Many mothers are also working, though they do not receive the same seniority pay raises as their male counterparts, and about 40% of Japanese people think that women shouldn’t work while they have children at home (my source is from 1999). There’s still this incredible pressure on children to do well in school, but Japanese people are recognizing that sometimes kids need a break from studying. Indeed, one magazine found that children who had time to relax in the summer got better grades (so... they want children to relax so they can do better in school, basically).

I think it’s great for a mother to stay home with her children if she is able to and desires to do so. I don’t think I would raise a child in the indulgent style, but it appears to work alright. What do you think of traditional Japanese child rearing practices?

Most of the information in this article came from Children as Treasures.

Wednesday, August 17, 2011

Another Koko vid

Here's Koko tearing apart a thistle. She's 12 weeks old now, and she's getting even more energy and chewing on everything. Thanks to Koko, we've been going for more walks, and I've been trying to get up earlier (although for a while I was waking up to let her out and then crashing for another three hours).

I'm trying out new ways to study Japanese. I've started yet another blog, mostly for myself, where I take clips of anime and write out what they're saying in Japanese. It's a little harder than I thought it would be! So, I'm looking for anime with good examples of daily speech and especially polite speech. So far I think I have plenty of material to work with. I'm also thinking of getting a conversation partner through livemocha or something. Maybe I'll start out with a blog on lang8; chatting to friendly strangers is scary! But I guess the worst thing that could happen would be that I have to block someone (or get taught the wrong things).

Thursday, August 04, 2011

August rain and lunches

Koko snoozing
Koko at 10 weeks looks out the window

I think it has rained every day for the past two weeks. It even hailed a ton one day:

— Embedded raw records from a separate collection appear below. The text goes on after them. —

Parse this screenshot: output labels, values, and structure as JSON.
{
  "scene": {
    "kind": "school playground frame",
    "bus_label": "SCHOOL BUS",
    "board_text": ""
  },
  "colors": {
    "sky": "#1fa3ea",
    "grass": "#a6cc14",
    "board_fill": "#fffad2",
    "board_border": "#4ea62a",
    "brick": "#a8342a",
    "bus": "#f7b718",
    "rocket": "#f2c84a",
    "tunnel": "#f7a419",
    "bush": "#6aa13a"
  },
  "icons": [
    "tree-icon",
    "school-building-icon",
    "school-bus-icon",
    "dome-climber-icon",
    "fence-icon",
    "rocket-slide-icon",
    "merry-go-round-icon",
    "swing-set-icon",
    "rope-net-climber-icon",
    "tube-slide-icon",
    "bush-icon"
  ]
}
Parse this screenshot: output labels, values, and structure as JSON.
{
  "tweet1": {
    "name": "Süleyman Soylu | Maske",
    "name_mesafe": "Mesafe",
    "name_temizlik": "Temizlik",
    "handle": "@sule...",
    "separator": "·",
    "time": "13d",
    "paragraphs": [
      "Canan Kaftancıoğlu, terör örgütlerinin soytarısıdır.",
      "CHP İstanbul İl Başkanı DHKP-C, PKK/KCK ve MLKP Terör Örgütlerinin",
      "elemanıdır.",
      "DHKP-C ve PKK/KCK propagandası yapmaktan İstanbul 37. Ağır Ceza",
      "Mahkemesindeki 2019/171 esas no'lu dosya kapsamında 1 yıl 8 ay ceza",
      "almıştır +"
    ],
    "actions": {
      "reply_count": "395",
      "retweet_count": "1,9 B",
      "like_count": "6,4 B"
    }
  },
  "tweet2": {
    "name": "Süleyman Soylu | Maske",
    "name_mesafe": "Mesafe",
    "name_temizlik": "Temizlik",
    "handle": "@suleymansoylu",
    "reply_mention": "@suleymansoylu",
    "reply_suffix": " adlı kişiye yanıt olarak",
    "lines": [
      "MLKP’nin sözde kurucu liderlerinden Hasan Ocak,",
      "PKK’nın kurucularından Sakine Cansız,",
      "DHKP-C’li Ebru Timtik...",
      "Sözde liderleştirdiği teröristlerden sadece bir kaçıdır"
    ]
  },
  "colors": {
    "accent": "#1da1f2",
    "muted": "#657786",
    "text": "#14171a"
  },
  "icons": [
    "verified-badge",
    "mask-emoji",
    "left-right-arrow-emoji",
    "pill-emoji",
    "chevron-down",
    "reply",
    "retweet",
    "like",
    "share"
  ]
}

It's the first August in Utah I've had where it is possible to be outside at 3pm and be comfortable in pants. I love the cooler weather, and I'm sure there will be a hot day somewhere down the road that really feels like summer. I got super-soaked by a four-year-old and Koko did nothing to protect me. She fled, not even barking a threat. Maybe when she's older she'll be less bitey of me and less scared of everything (last week the vacuum was nothing, this week it's a monster about to eat me). 

We got a breadmaker, and even though I've messed up the last two recipes, the products have been delightfully edible. Oh, and I picked up some old bento boxes from Balgram, which renewed my vigor in making them (also, I promised I would use them, so this post is in part proof). I've been looking to Bento Love for inspiration; I love all the photos. Here are all the lunches I've made in the past week (also, sorry about how Blogger and photos never get along):
Zuccini, cabbage, mushrooms, and ground beef. I forgot to salt the beef. 

Steamed cabbage with blanched bean sprouts and bonito flakes on the right. The left is shrimp taco leftovers: Red onion, corn, and shrimp combine with mango and cilantro (thanks to my Aunt Melissa for the idea)
Barley salad from Shana's recipe sharing circle; that stuff is rice pudding. Two tiers is especially nice for this kind of setup.
Spaghetti with green beans, chicken, mushrooms, and spinach
Spinach, sweet omelet, and ginger garlic chicken over rice (pickled ginger garnish)

Having leftovers like the chicken and spaghetti made making these lunches a lot easier. It also helped that I was getting up earlier to take Koko out (although I've simply gone back to bed some mornings). It's a way I show my love for my husband, and also it helps me experiment with new food stuff in a low-risk situation. I'm still content with a bagel and an apple for lunch, but I think making myself a portion beforehand is a good way to make sure I actually eat something other than pieces of bread (the laziness of the afternoon!).  Anyway, that's what the last two weeks have been like.